Heart disease is the number one cause of death in the United States. Every 34 seconds a person in the United States dies from heart disease. More than 2,500 Americans die from heart disease each day. Every 20 seconds, a person in the United States has a heart attack. At least 250,000 people die of heart attacks each year before they reach a hospital.

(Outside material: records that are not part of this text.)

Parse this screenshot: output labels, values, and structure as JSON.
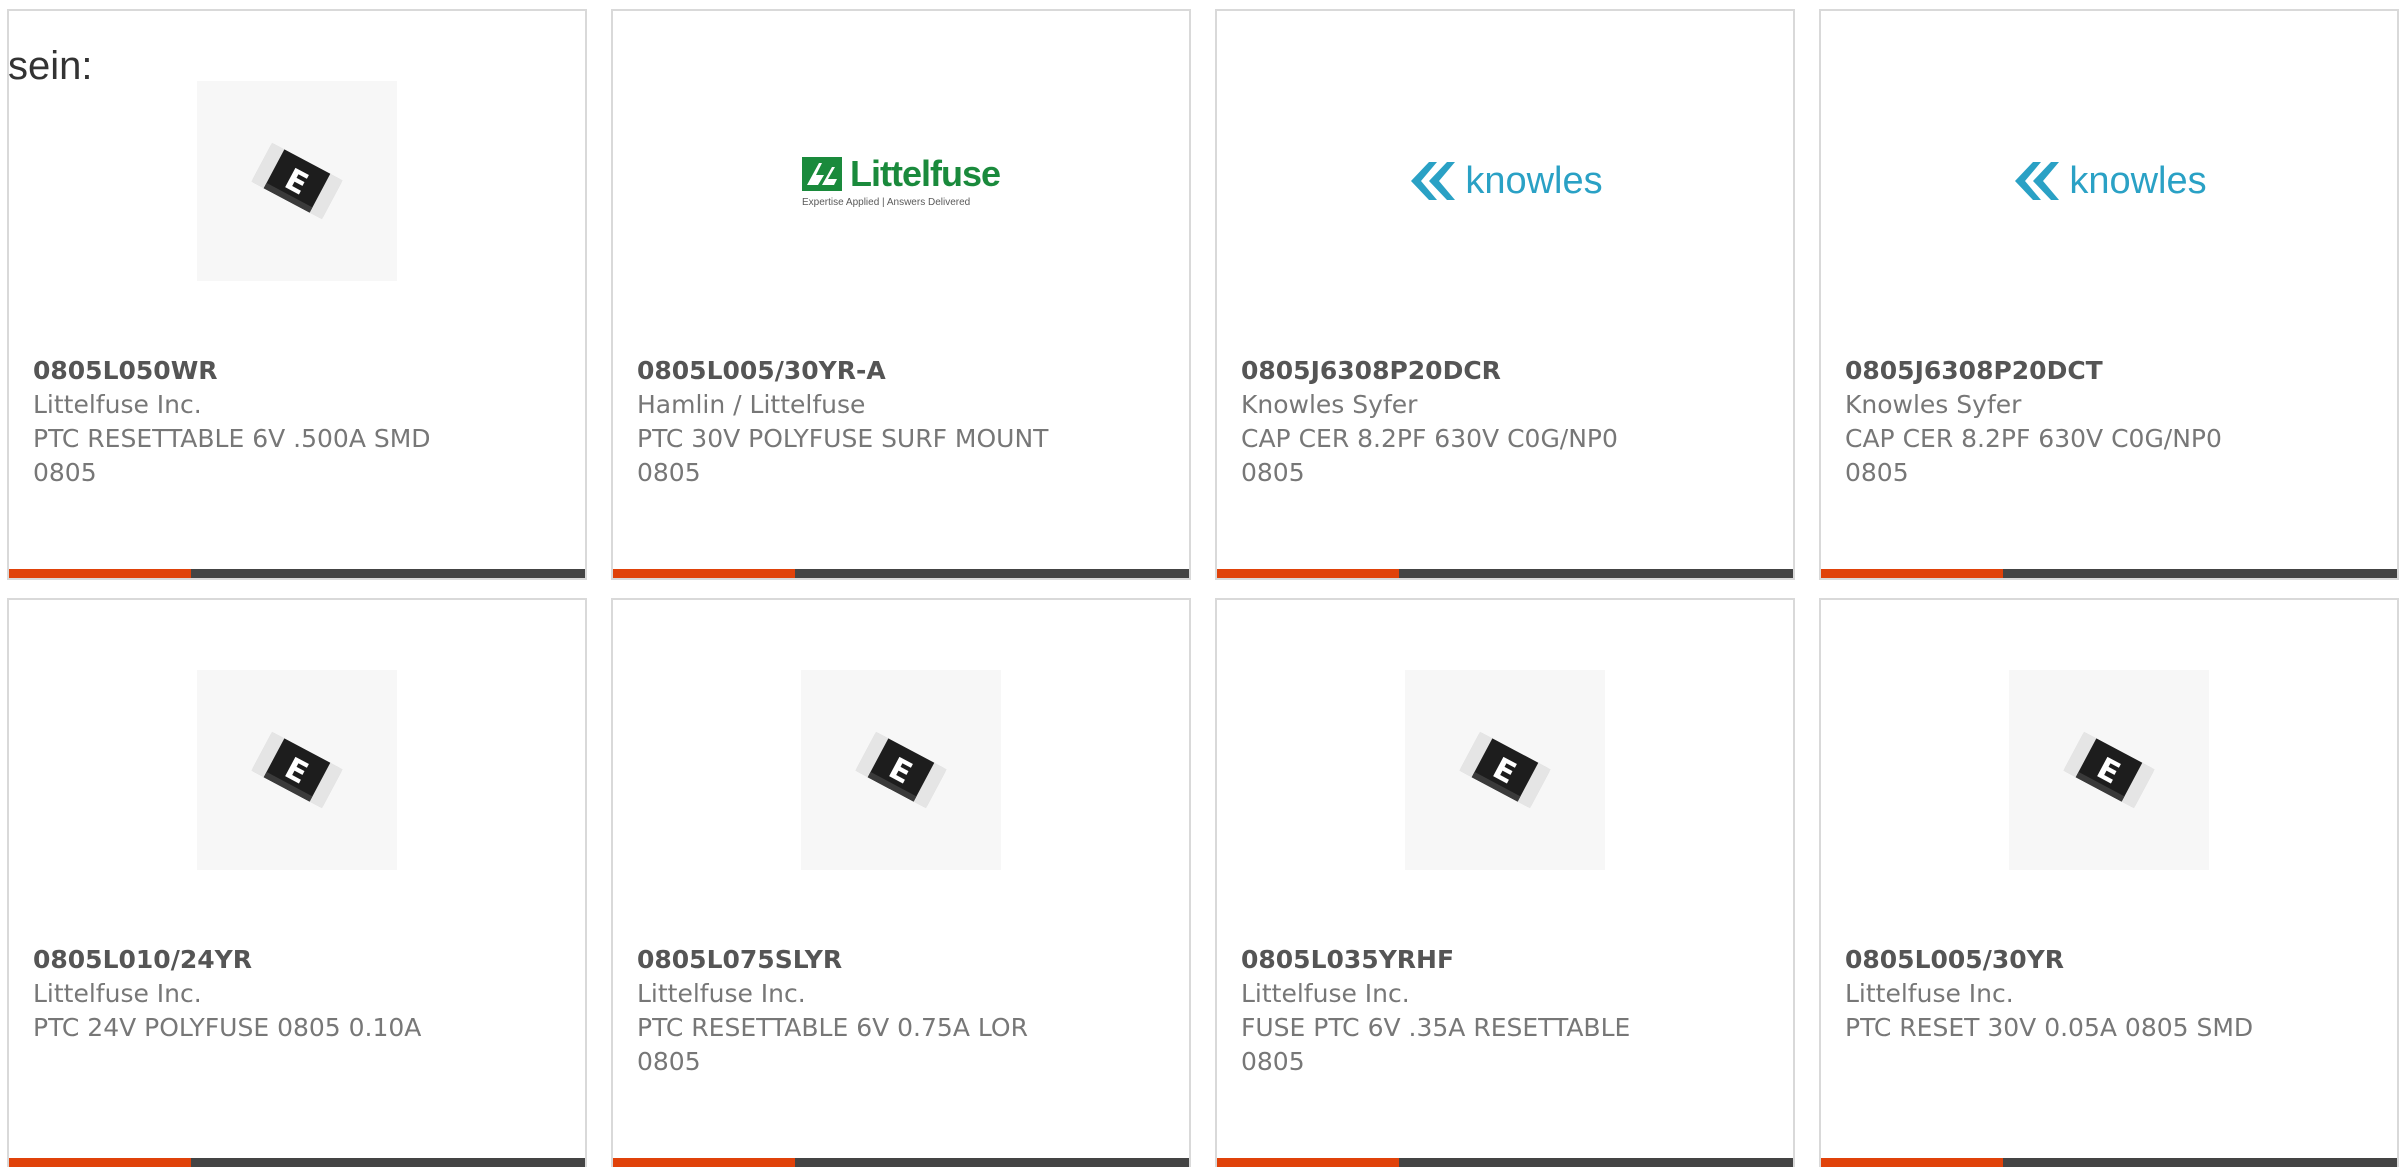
{
  "intro_text": "sein:",
  "colors": {
    "accent": "#e0420a",
    "bar_dark": "#444444",
    "littelfuse_green": "#1a8a3c",
    "knowles_blue": "#2aa1c5"
  },
  "progress_fraction": 0.316,
  "products": [
    {
      "image": "ptc-fuse-chip-icon",
      "part_number": "0805L050WR",
      "manufacturer": "Littelfuse Inc.",
      "description": "PTC RESETTABLE 6V .500A SMD 0805"
    },
    {
      "image": "littelfuse-logo",
      "logo_text": "Littelfuse",
      "logo_tagline": "Expertise Applied | Answers Delivered",
      "part_number": "0805L005/30YR-A",
      "manufacturer": "Hamlin / Littelfuse",
      "description": "PTC 30V POLYFUSE SURF MOUNT 0805"
    },
    {
      "image": "knowles-logo",
      "logo_text": "knowles",
      "part_number": "0805J6308P20DCR",
      "manufacturer": "Knowles Syfer",
      "description": "CAP CER 8.2PF 630V C0G/NP0 0805"
    },
    {
      "image": "knowles-logo",
      "logo_text": "knowles",
      "part_number": "0805J6308P20DCT",
      "manufacturer": "Knowles Syfer",
      "description": "CAP CER 8.2PF 630V C0G/NP0 0805"
    },
    {
      "image": "ptc-fuse-chip-icon",
      "part_number": "0805L010/24YR",
      "manufacturer": "Littelfuse Inc.",
      "description": "PTC 24V POLYFUSE 0805 0.10A"
    },
    {
      "image": "ptc-fuse-chip-icon",
      "part_number": "0805L075SLYR",
      "manufacturer": "Littelfuse Inc.",
      "description": "PTC RESETTABLE 6V 0.75A LOR 0805"
    },
    {
      "image": "ptc-fuse-chip-icon",
      "part_number": "0805L035YRHF",
      "manufacturer": "Littelfuse Inc.",
      "description": "FUSE PTC 6V .35A RESETTABLE 0805"
    },
    {
      "image": "ptc-fuse-chip-icon",
      "part_number": "0805L005/30YR",
      "manufacturer": "Littelfuse Inc.",
      "description": "PTC RESET 30V 0.05A 0805 SMD"
    }
  ]
}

February is American Heart Month and Quaker would be pleased to know that amongst the dozens of healthy heart tips that this nutrition student has acquired, oats have been in[grain]ed in my brain as the best “food as thy medicine” when pondering sustenance for achieving cardiovascular health. The American Heart Association recommends that individuals eat foods that are low in cholesterol, sodium, saturated fat and stay physically active for at least 150 minutes per week of moderate exercise, 75 minutes per week of vigorous exercise, or a combination of both. The 1996, Surgeon General’s Report further supports the idea by redefining physical activity as a key component to health promotion and disease prevention. It is difficult to overlook the “Smart for your Heart” health claims that grace nearly every canister of oats in the aisle and ignore widely accepted beliefs regarding fitness and how daily activity/exercise can decrease one’s risk in contracting heart disease and reduce heart-related mortality. So more specifically, when asked to picture “heart health” I visualize an athlete wearing grey sweat-stained microfiber, effortlessly enjoying a bit of steady cardio, listening to Eye of the Tiger, with a determined look on their face, after fueling up with…you guessed it…oatmeal. You get the idea.